Studies show that safety is a top concern for students looking to spend a semester abroad. While research suggests that these programs have many benefits, it’s also important for students to feel safe while away from home. Here are our top 5 tips for securing your safety while studying in an unfamiliar country.
1. First things first: sign up for the U.S. Department of State’s free Smart Traveler Enrollment Program (STEP). Providing STEP with your travel and contact information makes it easier for U.S. embassies and consulates to contact you during an emergency abroad. You’ll also automatically receive relevant travel warnings and news updates.
2. Don’t assume everyone will speak English abroad. Research your destination and learn the basics of the local language so you can communicate with those around you if you need help.
3. To prevent pickpocketing, invest in a money belt or waist pouch for your valuables. It might look dorky, but it’s better than having your ID and cash stolen. A lot of these are even protected against scanners—little devices that can steal your credit card information just by walking next to you. This is a common method for theft overseas. If you have to carry a backpack, wear it in front of you when riding public transportation and walking around.
4. Use the buddy system and try to stick with a friend wherever you go. Whether you need a helping hand with deciphering directions, a phone to use when your battery dies, or someone to take a picture of you next to a weird statue for Instagram, it’s more helpful—and more fun—to explore abroad with other people. If you’re set on exploring by yourself, hover close enough to other tourist groups to ward off potential attackers.
5. Never get into an unlicensed or unmarked vehicle.
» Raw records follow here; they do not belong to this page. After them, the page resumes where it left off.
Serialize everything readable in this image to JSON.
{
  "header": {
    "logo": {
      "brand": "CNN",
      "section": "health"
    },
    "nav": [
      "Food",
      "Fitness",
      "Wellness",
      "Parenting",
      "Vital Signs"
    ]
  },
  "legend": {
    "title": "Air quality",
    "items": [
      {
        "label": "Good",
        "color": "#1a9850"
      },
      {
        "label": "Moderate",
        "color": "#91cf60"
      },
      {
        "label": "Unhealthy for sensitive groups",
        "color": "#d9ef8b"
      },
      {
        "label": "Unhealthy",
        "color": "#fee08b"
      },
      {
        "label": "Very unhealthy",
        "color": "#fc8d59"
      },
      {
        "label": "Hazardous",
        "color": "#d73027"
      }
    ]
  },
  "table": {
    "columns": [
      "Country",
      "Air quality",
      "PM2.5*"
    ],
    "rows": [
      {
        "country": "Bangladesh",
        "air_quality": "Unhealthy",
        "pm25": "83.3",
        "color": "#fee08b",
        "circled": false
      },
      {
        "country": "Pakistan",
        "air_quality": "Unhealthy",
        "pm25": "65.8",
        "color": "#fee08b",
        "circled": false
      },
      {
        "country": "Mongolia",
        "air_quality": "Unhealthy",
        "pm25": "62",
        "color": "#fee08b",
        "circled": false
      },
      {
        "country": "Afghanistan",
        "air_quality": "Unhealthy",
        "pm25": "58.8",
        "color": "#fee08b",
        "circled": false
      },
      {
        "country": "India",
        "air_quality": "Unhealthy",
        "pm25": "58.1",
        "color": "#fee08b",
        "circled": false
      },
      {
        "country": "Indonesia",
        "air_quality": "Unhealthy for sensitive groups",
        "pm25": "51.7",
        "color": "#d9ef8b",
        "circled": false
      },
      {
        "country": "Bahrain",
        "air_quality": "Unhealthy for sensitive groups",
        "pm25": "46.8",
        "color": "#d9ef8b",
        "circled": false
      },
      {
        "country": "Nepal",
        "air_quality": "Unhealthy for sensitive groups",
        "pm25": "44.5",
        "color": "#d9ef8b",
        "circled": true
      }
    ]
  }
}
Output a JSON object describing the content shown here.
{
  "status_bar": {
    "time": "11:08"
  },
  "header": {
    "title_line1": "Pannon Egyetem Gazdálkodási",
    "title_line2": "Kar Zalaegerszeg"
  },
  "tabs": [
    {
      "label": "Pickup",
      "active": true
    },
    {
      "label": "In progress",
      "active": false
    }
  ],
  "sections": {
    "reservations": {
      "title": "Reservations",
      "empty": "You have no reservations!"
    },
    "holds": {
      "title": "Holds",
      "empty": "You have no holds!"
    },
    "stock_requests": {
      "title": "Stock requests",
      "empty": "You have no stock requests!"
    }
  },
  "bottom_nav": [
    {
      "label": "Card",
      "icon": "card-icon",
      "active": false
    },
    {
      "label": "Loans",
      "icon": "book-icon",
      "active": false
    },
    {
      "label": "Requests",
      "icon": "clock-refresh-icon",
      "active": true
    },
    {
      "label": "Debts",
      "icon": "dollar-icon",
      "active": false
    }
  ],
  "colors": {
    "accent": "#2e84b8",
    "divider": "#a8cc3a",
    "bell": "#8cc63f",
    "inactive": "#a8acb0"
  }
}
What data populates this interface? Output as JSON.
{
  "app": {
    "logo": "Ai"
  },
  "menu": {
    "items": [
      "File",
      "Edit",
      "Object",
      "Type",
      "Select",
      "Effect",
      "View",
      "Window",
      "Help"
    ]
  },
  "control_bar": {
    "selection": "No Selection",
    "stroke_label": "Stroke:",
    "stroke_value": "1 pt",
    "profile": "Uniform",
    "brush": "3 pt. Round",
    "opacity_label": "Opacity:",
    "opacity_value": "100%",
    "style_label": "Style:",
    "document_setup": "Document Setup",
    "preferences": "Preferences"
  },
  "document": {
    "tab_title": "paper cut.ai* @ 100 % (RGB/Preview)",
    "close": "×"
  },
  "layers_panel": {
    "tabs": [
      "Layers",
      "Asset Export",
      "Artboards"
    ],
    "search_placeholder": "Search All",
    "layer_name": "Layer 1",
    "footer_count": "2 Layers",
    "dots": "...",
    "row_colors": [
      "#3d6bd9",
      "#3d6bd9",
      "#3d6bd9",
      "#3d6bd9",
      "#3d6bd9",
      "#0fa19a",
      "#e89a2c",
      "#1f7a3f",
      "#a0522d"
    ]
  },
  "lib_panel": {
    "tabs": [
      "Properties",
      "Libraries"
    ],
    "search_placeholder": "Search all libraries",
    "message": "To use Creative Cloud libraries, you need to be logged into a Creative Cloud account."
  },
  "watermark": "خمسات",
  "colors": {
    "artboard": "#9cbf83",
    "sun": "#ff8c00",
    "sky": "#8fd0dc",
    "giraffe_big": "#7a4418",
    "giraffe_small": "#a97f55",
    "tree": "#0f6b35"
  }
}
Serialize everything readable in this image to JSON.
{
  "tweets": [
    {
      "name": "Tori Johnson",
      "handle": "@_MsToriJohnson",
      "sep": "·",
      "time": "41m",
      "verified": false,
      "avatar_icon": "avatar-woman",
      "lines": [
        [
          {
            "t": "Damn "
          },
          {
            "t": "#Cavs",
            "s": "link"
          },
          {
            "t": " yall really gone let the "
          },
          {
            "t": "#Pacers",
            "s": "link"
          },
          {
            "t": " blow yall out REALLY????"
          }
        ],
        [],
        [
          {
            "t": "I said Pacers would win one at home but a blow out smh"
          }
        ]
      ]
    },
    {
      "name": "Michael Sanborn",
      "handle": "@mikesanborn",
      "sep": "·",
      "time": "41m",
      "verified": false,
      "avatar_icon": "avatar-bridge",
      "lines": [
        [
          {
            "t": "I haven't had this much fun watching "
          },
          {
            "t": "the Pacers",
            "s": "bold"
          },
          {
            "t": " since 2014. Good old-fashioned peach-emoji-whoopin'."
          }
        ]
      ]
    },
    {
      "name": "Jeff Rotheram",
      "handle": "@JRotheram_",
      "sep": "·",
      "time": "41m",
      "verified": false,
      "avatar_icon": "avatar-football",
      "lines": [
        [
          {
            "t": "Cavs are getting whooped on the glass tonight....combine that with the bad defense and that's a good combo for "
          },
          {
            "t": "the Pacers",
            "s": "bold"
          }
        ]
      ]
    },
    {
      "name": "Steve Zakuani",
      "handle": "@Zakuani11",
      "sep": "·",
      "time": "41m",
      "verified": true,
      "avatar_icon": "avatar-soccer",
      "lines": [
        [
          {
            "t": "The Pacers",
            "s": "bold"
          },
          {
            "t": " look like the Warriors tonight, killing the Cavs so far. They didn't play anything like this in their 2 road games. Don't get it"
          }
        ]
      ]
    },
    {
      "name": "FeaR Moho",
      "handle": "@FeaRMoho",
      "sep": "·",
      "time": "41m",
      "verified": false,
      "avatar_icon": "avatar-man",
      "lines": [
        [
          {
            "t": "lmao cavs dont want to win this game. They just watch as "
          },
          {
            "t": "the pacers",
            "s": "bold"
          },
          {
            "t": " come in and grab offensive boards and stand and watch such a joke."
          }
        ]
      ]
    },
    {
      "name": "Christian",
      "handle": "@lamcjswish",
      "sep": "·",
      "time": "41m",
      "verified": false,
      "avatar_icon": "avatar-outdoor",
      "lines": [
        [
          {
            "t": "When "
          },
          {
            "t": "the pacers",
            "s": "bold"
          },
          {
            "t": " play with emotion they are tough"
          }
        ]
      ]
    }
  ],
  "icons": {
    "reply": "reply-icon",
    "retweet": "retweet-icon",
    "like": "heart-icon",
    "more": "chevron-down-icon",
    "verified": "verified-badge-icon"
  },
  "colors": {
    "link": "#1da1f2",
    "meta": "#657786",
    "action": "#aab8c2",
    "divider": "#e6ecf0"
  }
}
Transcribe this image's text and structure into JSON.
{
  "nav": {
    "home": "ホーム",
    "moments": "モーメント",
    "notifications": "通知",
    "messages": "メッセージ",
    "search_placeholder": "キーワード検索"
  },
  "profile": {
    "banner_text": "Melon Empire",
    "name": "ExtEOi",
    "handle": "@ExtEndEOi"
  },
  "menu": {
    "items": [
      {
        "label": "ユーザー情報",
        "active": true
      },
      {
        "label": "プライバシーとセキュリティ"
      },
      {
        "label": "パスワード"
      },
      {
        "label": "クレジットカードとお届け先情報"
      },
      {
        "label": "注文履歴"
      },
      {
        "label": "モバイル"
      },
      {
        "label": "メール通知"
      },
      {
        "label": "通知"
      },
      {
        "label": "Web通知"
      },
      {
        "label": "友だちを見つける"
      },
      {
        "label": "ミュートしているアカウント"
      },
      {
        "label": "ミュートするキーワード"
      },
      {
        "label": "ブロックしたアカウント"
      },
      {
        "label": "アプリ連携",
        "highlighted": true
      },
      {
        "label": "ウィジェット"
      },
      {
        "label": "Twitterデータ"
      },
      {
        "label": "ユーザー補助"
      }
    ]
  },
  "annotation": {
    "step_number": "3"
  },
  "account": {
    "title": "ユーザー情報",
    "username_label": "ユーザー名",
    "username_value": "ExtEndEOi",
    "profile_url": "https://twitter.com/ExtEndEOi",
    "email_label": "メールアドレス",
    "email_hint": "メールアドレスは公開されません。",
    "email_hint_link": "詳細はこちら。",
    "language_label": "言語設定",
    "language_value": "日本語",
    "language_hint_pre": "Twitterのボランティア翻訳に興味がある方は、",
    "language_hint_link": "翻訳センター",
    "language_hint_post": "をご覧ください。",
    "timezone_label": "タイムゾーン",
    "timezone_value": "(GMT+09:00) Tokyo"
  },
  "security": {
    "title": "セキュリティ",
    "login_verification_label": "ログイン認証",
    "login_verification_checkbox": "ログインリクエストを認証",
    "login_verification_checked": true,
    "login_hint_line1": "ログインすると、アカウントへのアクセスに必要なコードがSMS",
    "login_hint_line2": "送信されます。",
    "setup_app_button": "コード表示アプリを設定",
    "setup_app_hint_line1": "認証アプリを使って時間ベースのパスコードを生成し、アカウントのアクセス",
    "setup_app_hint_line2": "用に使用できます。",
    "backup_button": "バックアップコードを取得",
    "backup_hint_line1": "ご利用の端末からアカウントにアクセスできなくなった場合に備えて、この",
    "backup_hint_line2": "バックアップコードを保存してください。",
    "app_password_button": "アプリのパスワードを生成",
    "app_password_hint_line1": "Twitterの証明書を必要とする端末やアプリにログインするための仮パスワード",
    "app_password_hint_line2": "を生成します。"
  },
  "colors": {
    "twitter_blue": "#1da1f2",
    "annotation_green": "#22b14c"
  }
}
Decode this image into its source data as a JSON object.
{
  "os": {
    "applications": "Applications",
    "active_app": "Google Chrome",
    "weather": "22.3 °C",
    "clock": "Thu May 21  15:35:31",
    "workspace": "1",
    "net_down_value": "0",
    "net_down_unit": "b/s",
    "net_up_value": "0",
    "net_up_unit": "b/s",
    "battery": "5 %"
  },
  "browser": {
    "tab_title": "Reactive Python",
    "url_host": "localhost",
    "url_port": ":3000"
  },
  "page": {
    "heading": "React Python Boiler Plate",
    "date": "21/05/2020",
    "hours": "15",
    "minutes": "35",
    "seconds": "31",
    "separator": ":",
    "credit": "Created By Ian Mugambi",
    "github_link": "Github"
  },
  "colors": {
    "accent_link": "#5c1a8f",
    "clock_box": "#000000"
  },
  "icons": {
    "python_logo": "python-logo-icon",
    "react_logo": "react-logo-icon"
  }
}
Only take cabs registered with your host city, and download SafeRide to let your family and friends know when you’ve arrived safely at your destination or immediately alert them if you don’t.